Widdows, H & MacCallum, F 2016, 'Altered images: understanding the influence of unrealistic images and beauty aspirations', Health Care Analysis.

Widdows, H & Marway, H 2015, 'A Global Public Goods Approach to the Health of Migrants', Public Health Ethics, vol. 8, no. 2, pp. 121-129.

Widdows, H 2015, 'Global health justice and the right to health', Health Care Analysis, vol. 23, no. 4, pp. 391-400.

Baylis, F & Widdows, H 2015, 'Human Embryos and Eggs: From long-term storage to biobanking', Monash Bioethics Review, vol. 33, no. 4, pp. 340-359.

Marway, H & Widdows, H 2015, 'Philosophical feminist bioethics: past, present and future', Cambridge Quarterly of Healthcare Ethics, vol. 24, no. 2, pp. 165-174.

Chapter (peer-reviewed)

Widdows, H 2017, Exploitation and the global demands of beauty. in M Devereaux & V Panitch (eds), Exploitation: from practice to theory. Studies in Social and Global Justice, Rowman & Littlefield, pp. 179-194.

Marway, H & Widdows, H 2015, Introduction. in H Widdows & H Marway (eds), Women and Violence: The Agency of Victims and Perpetrators. 1 edn, Gender and Sexualities in the Social Sciences, Palgrave, pp. 1-12.
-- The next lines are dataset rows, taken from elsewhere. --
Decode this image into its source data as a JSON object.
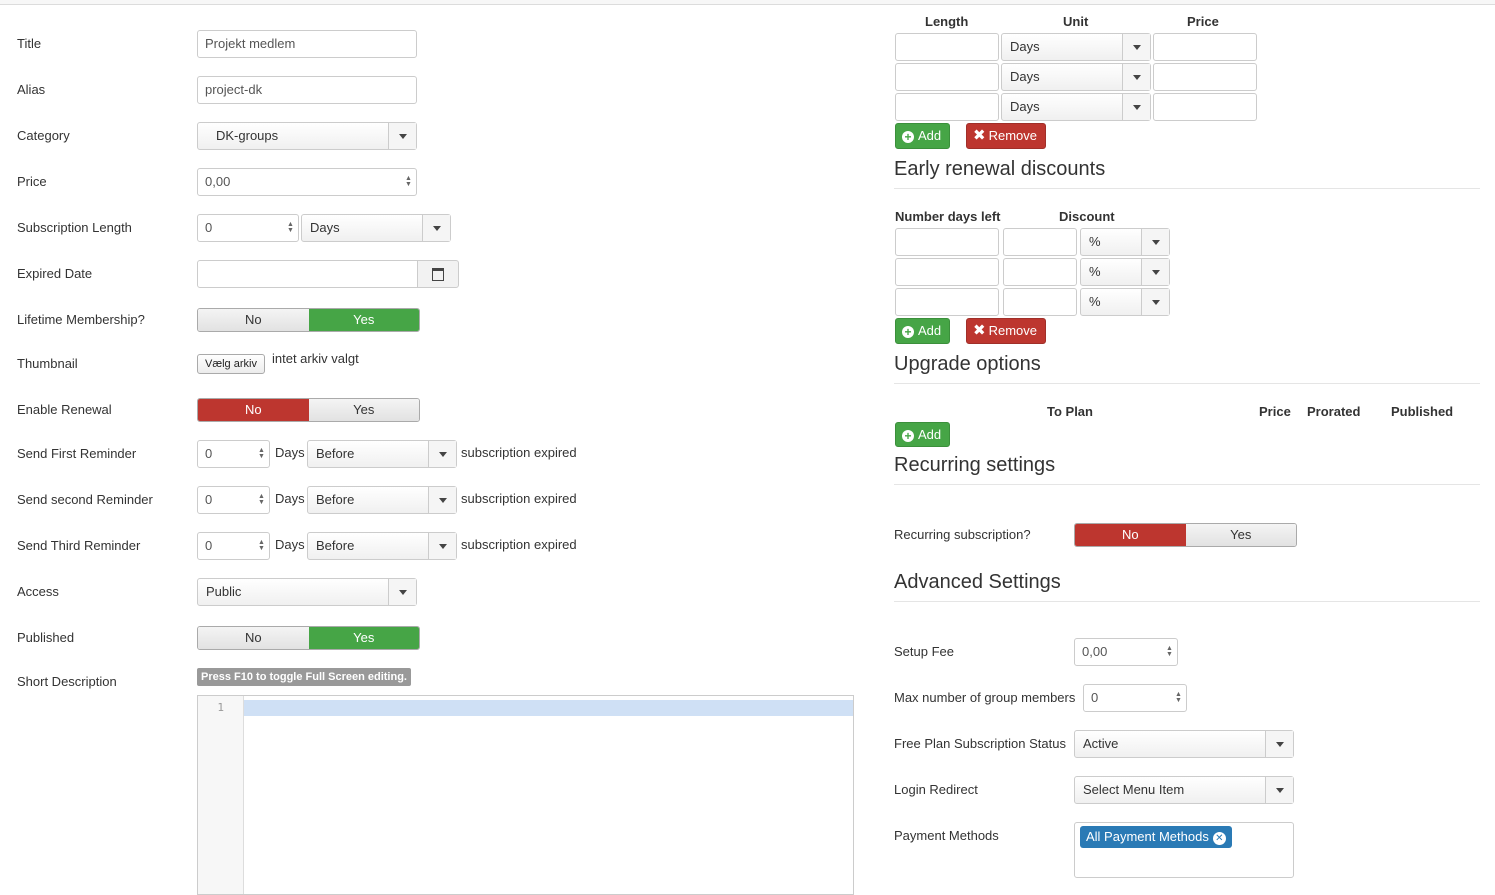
{
  "left": {
    "title": {
      "label": "Title",
      "value": "Projekt medlem"
    },
    "alias": {
      "label": "Alias",
      "value": "project-dk"
    },
    "category": {
      "label": "Category",
      "value": "DK-groups"
    },
    "price": {
      "label": "Price",
      "value": "0,00"
    },
    "subscription_length": {
      "label": "Subscription Length",
      "value": "0",
      "unit": "Days"
    },
    "expired_date": {
      "label": "Expired Date",
      "value": ""
    },
    "lifetime": {
      "label": "Lifetime Membership?",
      "no": "No",
      "yes": "Yes",
      "selected": "Yes"
    },
    "thumbnail": {
      "label": "Thumbnail",
      "button": "Vælg arkiv",
      "status": "intet arkiv valgt"
    },
    "enable_renewal": {
      "label": "Enable Renewal",
      "no": "No",
      "yes": "Yes",
      "selected": "No"
    },
    "reminders": [
      {
        "label": "Send First Reminder",
        "value": "0",
        "unit": "Days",
        "when": "Before",
        "suffix": "subscription expired"
      },
      {
        "label": "Send second Reminder",
        "value": "0",
        "unit": "Days",
        "when": "Before",
        "suffix": "subscription expired"
      },
      {
        "label": "Send Third Reminder",
        "value": "0",
        "unit": "Days",
        "when": "Before",
        "suffix": "subscription expired"
      }
    ],
    "access": {
      "label": "Access",
      "value": "Public"
    },
    "published": {
      "label": "Published",
      "no": "No",
      "yes": "Yes",
      "selected": "Yes"
    },
    "short_description": {
      "label": "Short Description",
      "tip": "Press F10 to toggle Full Screen editing.",
      "line_number": "1"
    }
  },
  "right": {
    "renewal": {
      "headers": {
        "length": "Length",
        "unit": "Unit",
        "price": "Price"
      },
      "rows": [
        {
          "length": "",
          "unit": "Days",
          "price": ""
        },
        {
          "length": "",
          "unit": "Days",
          "price": ""
        },
        {
          "length": "",
          "unit": "Days",
          "price": ""
        }
      ],
      "add": "Add",
      "remove": "Remove"
    },
    "early_renewal": {
      "heading": "Early renewal discounts",
      "headers": {
        "days": "Number days left",
        "discount": "Discount"
      },
      "rows": [
        {
          "days": "",
          "discount": "",
          "type": "%"
        },
        {
          "days": "",
          "discount": "",
          "type": "%"
        },
        {
          "days": "",
          "discount": "",
          "type": "%"
        }
      ],
      "add": "Add",
      "remove": "Remove"
    },
    "upgrade": {
      "heading": "Upgrade options",
      "headers": {
        "to_plan": "To Plan",
        "price": "Price",
        "prorated": "Prorated",
        "published": "Published"
      },
      "add": "Add"
    },
    "recurring": {
      "heading": "Recurring settings",
      "label": "Recurring subscription?",
      "no": "No",
      "yes": "Yes",
      "selected": "No"
    },
    "advanced": {
      "heading": "Advanced Settings",
      "setup_fee": {
        "label": "Setup Fee",
        "value": "0,00"
      },
      "max_members": {
        "label": "Max number of group members",
        "value": "0"
      },
      "free_status": {
        "label": "Free Plan Subscription Status",
        "value": "Active"
      },
      "login_redirect": {
        "label": "Login Redirect",
        "value": "Select Menu Item"
      },
      "payment_methods": {
        "label": "Payment Methods",
        "tag": "All Payment Methods"
      }
    }
  },
  "colors": {
    "green": "#46a546",
    "red": "#bd362f",
    "tag_blue": "#2a7ab5"
  }
}
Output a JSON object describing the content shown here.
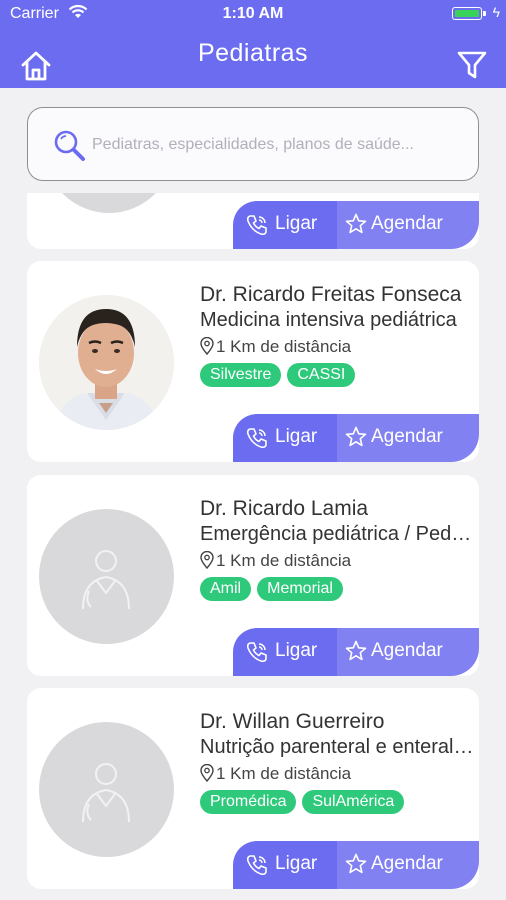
{
  "status_bar": {
    "carrier": "Carrier",
    "time": "1:10 AM"
  },
  "nav": {
    "title": "Pediatras"
  },
  "search": {
    "placeholder": "Pediatras, especialidades, planos de saúde..."
  },
  "actions": {
    "call_label": "Ligar",
    "schedule_label": "Agendar"
  },
  "doctors": [
    {
      "name": "Dr. Ricardo Freitas Fonseca",
      "specialty": "Medicina intensiva pediátrica",
      "distance": "1 Km de distância",
      "plans": [
        "Silvestre",
        "CASSI"
      ]
    },
    {
      "name": "Dr. Ricardo Lamia",
      "specialty": "Emergência pediátrica / Pediatria",
      "distance": "1 Km de distância",
      "plans": [
        "Amil",
        "Memorial"
      ]
    },
    {
      "name": "Dr. Willan Guerreiro",
      "specialty": "Nutrição parenteral e enteral pediátrica",
      "distance": "1 Km de distância",
      "plans": [
        "Promédica",
        "SulAmérica"
      ]
    }
  ]
}
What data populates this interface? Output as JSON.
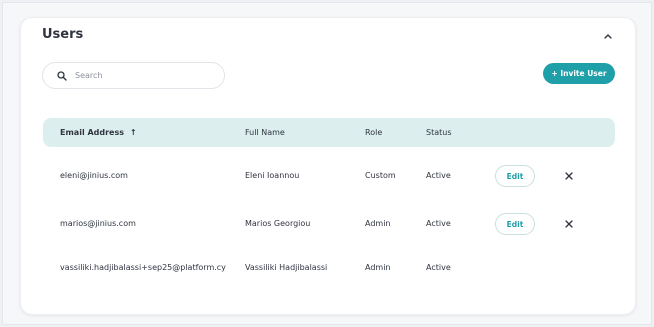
{
  "card": {
    "title": "Users"
  },
  "search": {
    "placeholder": "Search",
    "value": ""
  },
  "invite_button": {
    "label": "+ Invite User"
  },
  "table": {
    "columns": [
      {
        "label": "Email Address",
        "sorted": "ascending"
      },
      {
        "label": "Full Name"
      },
      {
        "label": "Role"
      },
      {
        "label": "Status"
      }
    ],
    "sort_indicator": "↑",
    "rows": [
      {
        "email": "eleni@jinius.com",
        "full_name": "Eleni Ioannou",
        "role": "Custom",
        "status": "Active",
        "edit_label": "Edit",
        "deletable": true
      },
      {
        "email": "marios@jinius.com",
        "full_name": "Marios Georgiou",
        "role": "Admin",
        "status": "Active",
        "edit_label": "Edit",
        "deletable": true
      },
      {
        "email": "vassiliki.hadjibalassi+sep25@platform.cy",
        "full_name": "Vassiliki Hadjibalassi",
        "role": "Admin",
        "status": "Active",
        "edit_label": "",
        "deletable": false
      }
    ]
  },
  "icons": {
    "search": "search-icon",
    "collapse": "chevron-up-icon",
    "delete": "close-icon"
  },
  "colors": {
    "accent": "#1f9fa8",
    "header_bg": "#dcefee"
  }
}
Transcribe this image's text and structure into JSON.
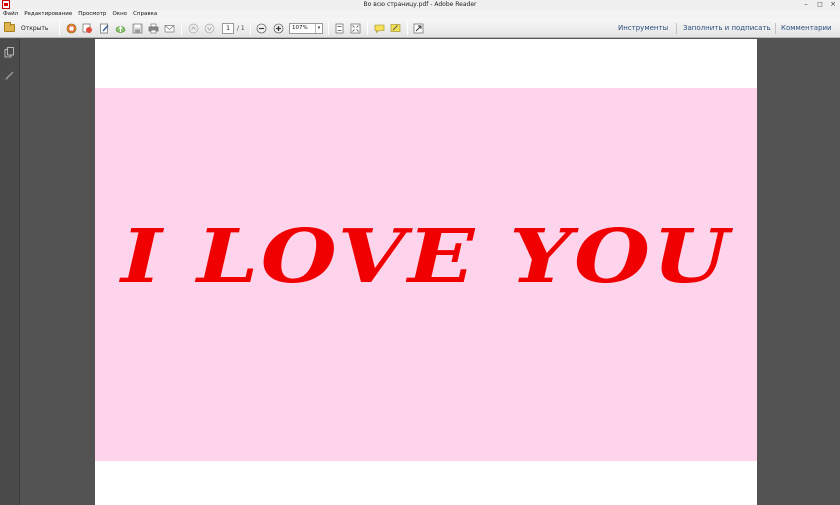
{
  "window": {
    "title": "Во всю страницу.pdf - Adobe Reader",
    "controls": {
      "minimize": "–",
      "maximize": "◻",
      "close": "×"
    }
  },
  "menu": [
    "Файл",
    "Редактирование",
    "Просмотр",
    "Окно",
    "Справка"
  ],
  "toolbar": {
    "open_label": "Открыть",
    "page_current": "1",
    "page_total": "/ 1",
    "zoom": "107%",
    "zoom_dropdown": "▾",
    "right_buttons": [
      "Инструменты",
      "Заполнить и подписать",
      "Комментарии"
    ]
  },
  "document": {
    "text": "I LOVE YOU",
    "colors": {
      "banner": "#fdd4ec",
      "text": "#f00000",
      "page": "#ffffff",
      "background": "#535353"
    }
  }
}
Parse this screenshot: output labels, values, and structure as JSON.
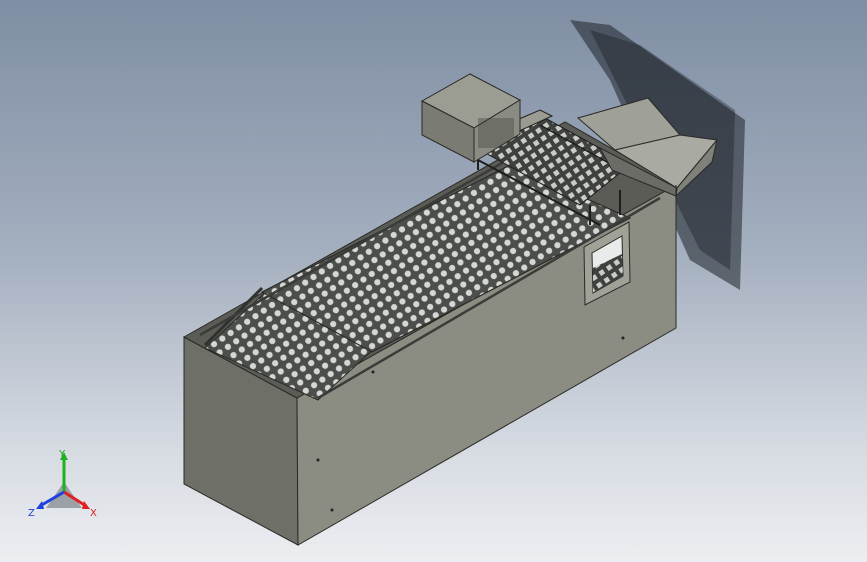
{
  "view": {
    "background_top": "#7f8ea4",
    "background_bottom": "#eceef1",
    "model_body_color": "#7d7d72",
    "model_side_color": "#8e8f84",
    "mesh_color": "#cfd2d0"
  },
  "triad": {
    "x_label": "X",
    "y_label": "Y",
    "z_label": "Z",
    "x_color": "#e02020",
    "y_color": "#20b020",
    "z_color": "#2040e0"
  }
}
McGuinness , S & Widdows, H 2017, Access to basic reproductive rights: global challenges. in L Francis (ed.), The Oxford Handbook of Reproductive Ethics. Oxford University Press.

Widdows, H, Marway, H & Johnson, S-L 2014, Commodification of Human Tissue. in B Gordijin & HAMJ ten Have (eds), Handbook of Global Bioethics. Springer, Netherlands, pp. 581-598.


Widdows, H & MacCallum, F 2018, 'The Demands of Beauty: Editors’ Introduction', Health Care Analysis, pp. 1-13.

View all publications in research portal


Ethics, Policy and governance issues in particular:

  • Beauty, Everyday Lookism, Public health Crises
  • Global Ethics, Moral Theory
  • Feminist Theory, Women’s rights
  • Bioethics, Reproductive Technologies, Medical Tourism, Genetic Ethics and Governance
  • War on Terror, Global Justice



  • Beauty from the perspective of moral philosophy and justice, including cosmetic surgery
  • Issues of body image and global demands of beauty
  • The ethical issues which arise in the context of globalization, including those of technological development, poverty and development, and gender justice
  • Bioethics and global health, particularly genetic ethics, reproductive ethics and research ethics